I made the USB Boot drive from this guide:
Specifically choice number 1, where I downloaded the OS from the App Store and ran the terminal commands on a pre-formatted USB drive.
Below you will see the Disk Utility for the USB drive. Not sure how to tell if it is a Boot disk or not.
The below screenshot shows EFI in Debug mode in Disk Utility.
For what it's worth, when I plug in this drive into my working MBP, I see the 'Install OS X Yosemite' get mounted in Finder.
Here is a screenshot of the 'Startup Disk' option within 'System Preferences' on my working MBP that has the Bootable USB plugged in - which proves that it was properly created, I believe. You can check the screenshot to confirm though.
bless --info... command:
You might try resetting the pram on your mac.I understand that startup disk settings are stored there.
If the disk is bootable on other Macs, it stands to reason that it should boot on this one.
You can reset the pram by doing the following:
- Shut down the Mac.
- Locate the following four keys: option,command, p and r. You'll need them in the next step.
- Power on the Mac, then immediately hold option, command, p and r.You need to do this before the grey screen appears.
- Hold down the keys until you hear the startup sound twice, then release them.
- Plug in the bootable USB stick, restart the Mac, and hold option.
I can't guarantee that it'll work, but it won't hurt, so it's worth a try.
I just ran into this as well. When booting from a USB disk that seemed to be bootable, it would display a 'no' symbol ( e.g. ⃠ ...) after trying to boot into it and would then boot into the OS. I tried wulfderay's suggestion (the currently voted answer) to reset the pram and it didn't help.
I came across this installation tutorial and figured out that #5 in Step 1 of creating the drive had been wrong in my case. It's important to create the partition as 'GUID Partition Table' rather than either of the other two. Mine was previously 'Master Boot Record' as a partition scheme.
Bootable Hard Drive Not Showing Up Mac Computer
I'm guessing this could be the edge case that a few of us have run into. I confirmed the SHA of my Yosemite download and used the same one to re-create the bootable USB, so this was the only difference.
Something similar has occurred to me before but then I identified that the .dmg of the OS X file was damaged which made the created bootable USB useless. Please make sure you check the SHA1 hash of the downloaded dmg with someone else to rule this possibility out.
Only thing that worked for me was to create the same Yosemite boot disk on a firewire drive.
MacPro Desktop Tower: OS X v10.9.5; 2x3.2GHz Quad Core Intel Xeon, 14GM 800 MHz DDR2, MacPro3,1.

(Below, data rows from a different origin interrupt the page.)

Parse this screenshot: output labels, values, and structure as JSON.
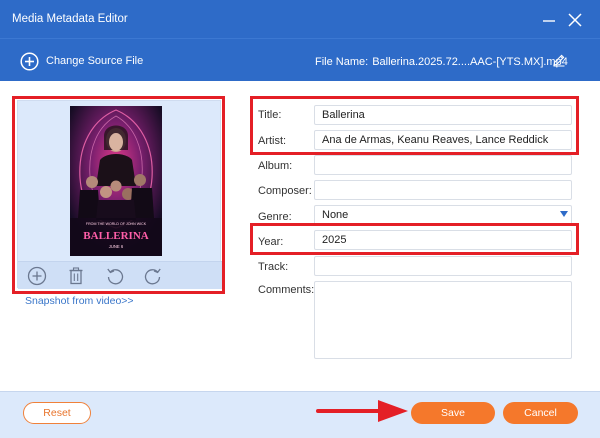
{
  "window": {
    "title": "Media Metadata Editor"
  },
  "toolbar": {
    "change_source_label": "Change Source File",
    "file_name_label": "File Name:",
    "file_name_value": "Ballerina.2025.72....AAC-[YTS.MX].mp4"
  },
  "cover": {
    "snapshot_link": "Snapshot from video>>",
    "poster_tagline": "FROM THE WORLD OF JOHN WICK",
    "poster_title": "BALLERINA",
    "poster_date": "JUNE 6"
  },
  "fields": {
    "title": {
      "label": "Title:",
      "value": "Ballerina"
    },
    "artist": {
      "label": "Artist:",
      "value": "Ana de Armas, Keanu Reaves, Lance Reddick"
    },
    "album": {
      "label": "Album:",
      "value": ""
    },
    "composer": {
      "label": "Composer:",
      "value": ""
    },
    "genre": {
      "label": "Genre:",
      "value": "None"
    },
    "year": {
      "label": "Year:",
      "value": "2025"
    },
    "track": {
      "label": "Track:",
      "value": ""
    },
    "comments": {
      "label": "Comments:",
      "value": ""
    }
  },
  "footer": {
    "reset_label": "Reset",
    "save_label": "Save",
    "cancel_label": "Cancel"
  },
  "colors": {
    "title_bar": "#2e6bc8",
    "accent_orange": "#f5782b",
    "highlight_red": "#e41f26",
    "panel_blue": "#dce9fb"
  }
}
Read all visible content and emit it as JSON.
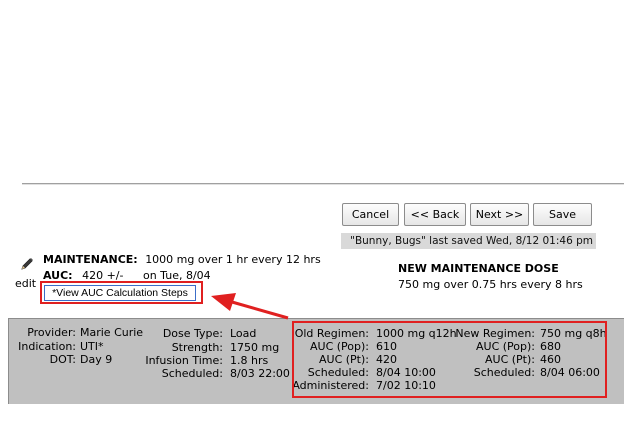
{
  "buttons": {
    "cancel": "Cancel",
    "back": "<< Back",
    "next": "Next >>",
    "save": "Save"
  },
  "saved_status": "\"Bunny, Bugs\" last saved Wed, 8/12 01:46 pm",
  "edit_label": "edit",
  "maintenance": {
    "label": "MAINTENANCE:",
    "value": "1000 mg over 1 hr every 12 hrs"
  },
  "auc": {
    "label": "AUC:",
    "value": "420 +/-",
    "date": "on Tue, 8/04"
  },
  "auc_steps_button": "*View AUC Calculation Steps",
  "new_maintenance": {
    "title": "NEW MAINTENANCE DOSE",
    "value": "750 mg over 0.75 hrs every 8 hrs"
  },
  "info": {
    "provider_label": "Provider:",
    "provider": "Marie Curie",
    "indication_label": "Indication:",
    "indication": "UTI*",
    "dot_label": "DOT:",
    "dot": "Day 9",
    "dose_type_label": "Dose Type:",
    "dose_type": "Load",
    "strength_label": "Strength:",
    "strength": "1750 mg",
    "infusion_label": "Infusion Time:",
    "infusion": "1.8 hrs",
    "scheduled_label": "Scheduled:",
    "scheduled": "8/03 22:00"
  },
  "old_regimen": {
    "regimen_label": "Old Regimen:",
    "regimen": "1000 mg q12h",
    "auc_pop_label": "AUC (Pop):",
    "auc_pop": "610",
    "auc_pt_label": "AUC (Pt):",
    "auc_pt": "420",
    "scheduled_label": "Scheduled:",
    "scheduled": "8/04 10:00",
    "administered_label": "Administered:",
    "administered": "7/02 10:10"
  },
  "new_regimen": {
    "regimen_label": "New Regimen:",
    "regimen": "750 mg q8h",
    "auc_pop_label": "AUC (Pop):",
    "auc_pop": "680",
    "auc_pt_label": "AUC (Pt):",
    "auc_pt": "460",
    "scheduled_label": "Scheduled:",
    "scheduled": "8/04 06:00"
  },
  "colors": {
    "annotation_red": "#e02020",
    "panel_gray": "#c0c0c0",
    "saved_bar_gray": "#d9d9d9"
  },
  "icons": {
    "edit": "pencil-icon"
  }
}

After booting with the Option method, plug in the USB drive after the existing disks appear. I think this relates to protecting the system from USB viruses: you're normally only allowed to connect the drive after the system is powered-on... this is my logic anyway!